7 pivotal moments that ended a title pursuit

Man United 4-4 Everton

Feeling comfortable, Chelsea fans? Abhinav Kini takes a look at a handful of events that defined a title race

1. Eduardo injured, Clichy concedes (Arsenal, 2007/08)

Martin Taylor's lunge on Eduardo left the Croatian with a fracture to his left fibula and a dislocated left ankle, an injury which visibly distressed the striker's team-mate

Despite the departure of household names such as Thierry Henry and Freddie Ljungberg, Arsenal were exceeding expectations heading into the closing stages of the 2007/2008 season. With just one defeat in their first 26 games – at Middlesbrough – the Gunners were playing scintillating football and looked on track to win a first league title in four years.

Five points clear with 12 games left to play heading into February's clash with Birmingham, Arsenal's season would be derailed over the next 90 minutes. Martin Taylor's lunge on Eduardo left the Croatian with a fracture to his left fibula and a dislocated left ankle, an injury which visibly distressed the striker's team-mates.

Nevertheless, Theo Walcott's second-half brace put the visitors 2-1 up at St Andrew's, a lead which they looked like holding onto until the dying stages. Gael Clichy conceded a penalty in stoppage time, though, and James McFadden's conversion prompted captain William Gallas to launch an astonishing tantrum in the centre circle.

Arsenal eventually finished third after taking only seven points from the next 21 available.

2. Fergie stuck in Toffee (Man United, 2011/12)
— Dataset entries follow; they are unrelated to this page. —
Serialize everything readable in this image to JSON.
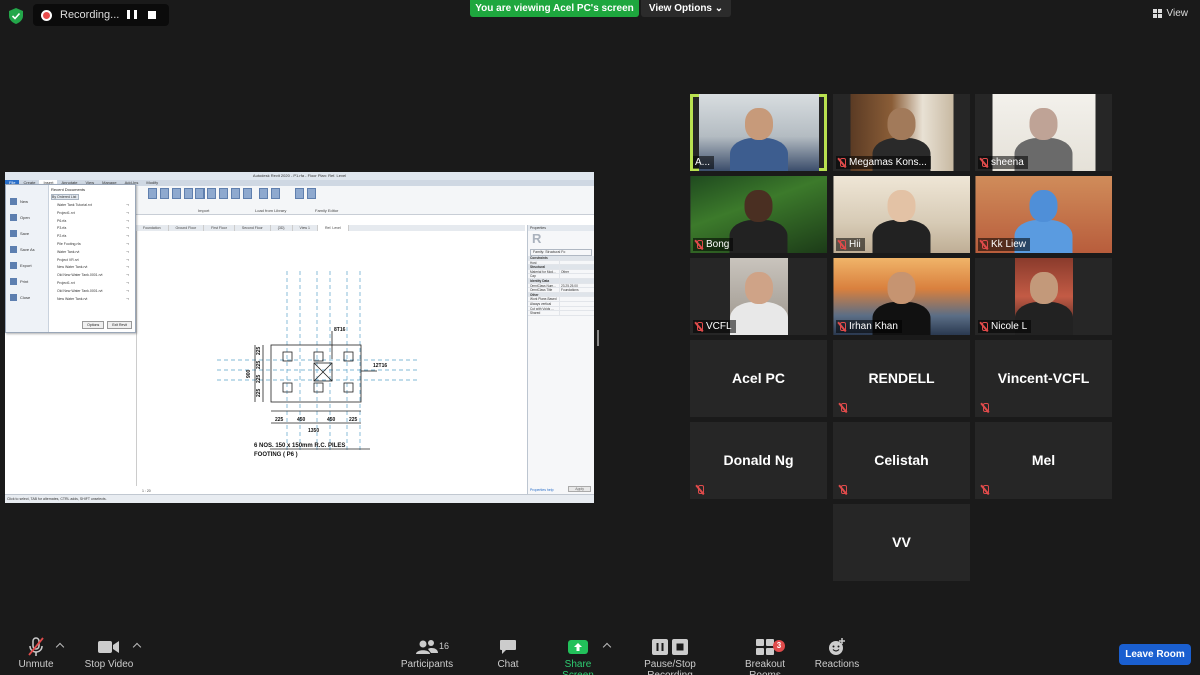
{
  "top": {
    "recording_label": "Recording...",
    "viewing_banner": "You are viewing Acel PC's screen",
    "view_options": "View Options",
    "view": "View",
    "colors": {
      "banner": "#1ea73e",
      "active_speaker": "#b9e150",
      "leave": "#1a5fd0"
    }
  },
  "shared": {
    "app_title": "Autodesk Revit 2020 - P1.rfa - Floor Plan: Ref. Level",
    "ribbon_tabs": [
      "File",
      "Create",
      "Insert",
      "Annotate",
      "View",
      "Manage",
      "Add-Ins",
      "Modify"
    ],
    "ribbon_groups": [
      "Import",
      "Load from Library",
      "Family Editor"
    ],
    "file_menu": {
      "left_items": [
        "New",
        "Open",
        "Save",
        "Save As",
        "Export",
        "Print",
        "Close"
      ],
      "recent_header": "Recent Documents",
      "sort": "By Ordered List",
      "recent": [
        "Water Tank Tutorial.rvt",
        "Project1.rvt",
        "P6.rfa",
        "P3.rfa",
        "P2.rfa",
        "Pile Footing.rfa",
        "Water Tank.rvt",
        "Project VR.rvt",
        "New Water Tank.rvt",
        "Old New Water Tank.0001.rvt",
        "Project1.rvt",
        "Old New Water Tank.0001.rvt",
        "New Water Tank.rvt"
      ],
      "options_btn": "Options",
      "exit_btn": "Exit Revit"
    },
    "view_tabs": [
      "Foundation",
      "Ground Floor",
      "First Floor",
      "Second Floor",
      "{3D}",
      "View 1",
      "Ref. Level"
    ],
    "drawing": {
      "bar_top": "8T16",
      "bar_right": "12T16",
      "dims_vertical": [
        "225",
        "225",
        "225",
        "225"
      ],
      "dim_total_vertical": "900",
      "dims_horizontal": [
        "225",
        "450",
        "450",
        "225"
      ],
      "dim_total_horizontal": "1350",
      "caption_line1": "6 NOS. 150 x 150mm R.C. PILES",
      "caption_line2": "FOOTING ( P6 )"
    },
    "properties": {
      "title": "Properties",
      "type": "Family: Structural Fo",
      "rows": [
        [
          "Constraints",
          ""
        ],
        [
          "Host",
          ""
        ],
        [
          "Structural",
          ""
        ],
        [
          "Material for Mod...",
          "Other"
        ],
        [
          "Cap",
          ""
        ],
        [
          "Identity Data",
          ""
        ],
        [
          "OmniClass Num...",
          "23.25.25.00"
        ],
        [
          "OmniClass Title",
          "Foundations"
        ],
        [
          "Other",
          ""
        ],
        [
          "Work Plane-Based",
          ""
        ],
        [
          "Always vertical",
          ""
        ],
        [
          "Cut with Voids ...",
          ""
        ],
        [
          "Shared",
          ""
        ]
      ],
      "help": "Properties help",
      "apply": "Apply"
    },
    "scale": "1 : 20",
    "status": "Click to select, TAB for alternates, CTRL adds, SHIFT unselects."
  },
  "participants": [
    {
      "name": "A...",
      "kind": "video",
      "active": true,
      "muted": false
    },
    {
      "name": "Megamas Kons...",
      "kind": "video",
      "muted": true
    },
    {
      "name": "sheena",
      "kind": "video",
      "muted": true
    },
    {
      "name": "Bong",
      "kind": "video",
      "muted": true
    },
    {
      "name": "Hii",
      "kind": "video",
      "muted": true
    },
    {
      "name": "Kk Liew",
      "kind": "video",
      "muted": true
    },
    {
      "name": "VCFL",
      "kind": "video",
      "muted": true
    },
    {
      "name": "Irhan Khan",
      "kind": "video",
      "muted": true
    },
    {
      "name": "Nicole L",
      "kind": "video",
      "muted": true
    },
    {
      "name": "Acel PC",
      "kind": "name",
      "muted": false
    },
    {
      "name": "RENDELL",
      "kind": "name",
      "muted": true
    },
    {
      "name": "Vincent-VCFL",
      "kind": "name",
      "muted": true
    },
    {
      "name": "Donald Ng",
      "kind": "name",
      "muted": true
    },
    {
      "name": "Celistah",
      "kind": "name",
      "muted": true
    },
    {
      "name": "Mel",
      "kind": "name",
      "muted": true
    },
    {
      "name": "VV",
      "kind": "name",
      "muted": false
    }
  ],
  "toolbar": {
    "unmute": "Unmute",
    "stop_video": "Stop Video",
    "participants": "Participants",
    "participants_count": "16",
    "chat": "Chat",
    "share_screen": "Share Screen",
    "pause_stop_recording": "Pause/Stop Recording",
    "breakout_rooms": "Breakout Rooms",
    "breakout_badge": "3",
    "reactions": "Reactions",
    "leave_room": "Leave Room"
  }
}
In what was a rollercoaster of a season, Manchester United looked in pole position to win the title in 2011/12: following a 4-0 triumph over Aston Villa, the Red Devils moved five points clear of Manchester City with just four matches remaining.

A home clash with Everton followed, and it seemed as though Sir Alex Ferguson’s side were set to move one step closer to retaining their crown as a Wayne Rooney effort put the hosts 4-2 up in the second half. Everton fought back, however, netting two goals in three minutes late on to snatch a 4-4 draw at Old Trafford.

Steven Pienaar

Steven Pienaar's late leveller saw United drop two points at home to Everton

City then beat Wolves 2-0 to close the gap to three points, before Roberto Mancini’s charges defeated United at the Etihad to move top on goal difference. They nearly threw it all away on the final day, but Edin Dzeko and Sergio Aguero ensured City beat QPR to secure the championship.

3. Kenyon clears his desk (Chelsea, 2009/10)

Something changed following the departure of chief executive Peter Kenyon, as Ancelotti’s men suddenly became inconsistent and unreliable

Chelsea broke records in Carlo Ancelotti’s debut season in 2009/10 as they won the league title for the first time in four years. They started the 2010/11 campaign in similarly commanding fashion, with back-to-back 6-0 wins shooting them to the summit after two games.

Something changed following the departure of chief executive Peter Kenyon, however. It's difficult to know how much can be apportioned to the episode, but Ancelotti’s men suddenly became inconsistent and unreliable. Chelsea won just six of their next 17 league encounters, dropping down to fifth, and although they eventually climbed back up the table to finish second, the damage had been done. 

Peter Kenyon

Coincidence or not, Chelsea's form certainly dipped following Kenyon's departure

Kenyon's replacement, Ron Gourlay, struggled to build the same relationships as his predecessor. Said Borussia Dortmund CEO Hans-Joachim Watzke in 2013: "I have no contacts at Chelsea. Chelsea have not been around long in terms of European football. For a while there was Group 14 and they were not a member. Chelsea had Peter Kenyon back then, I had a good relationship with him, but since he left the club I do not with the others."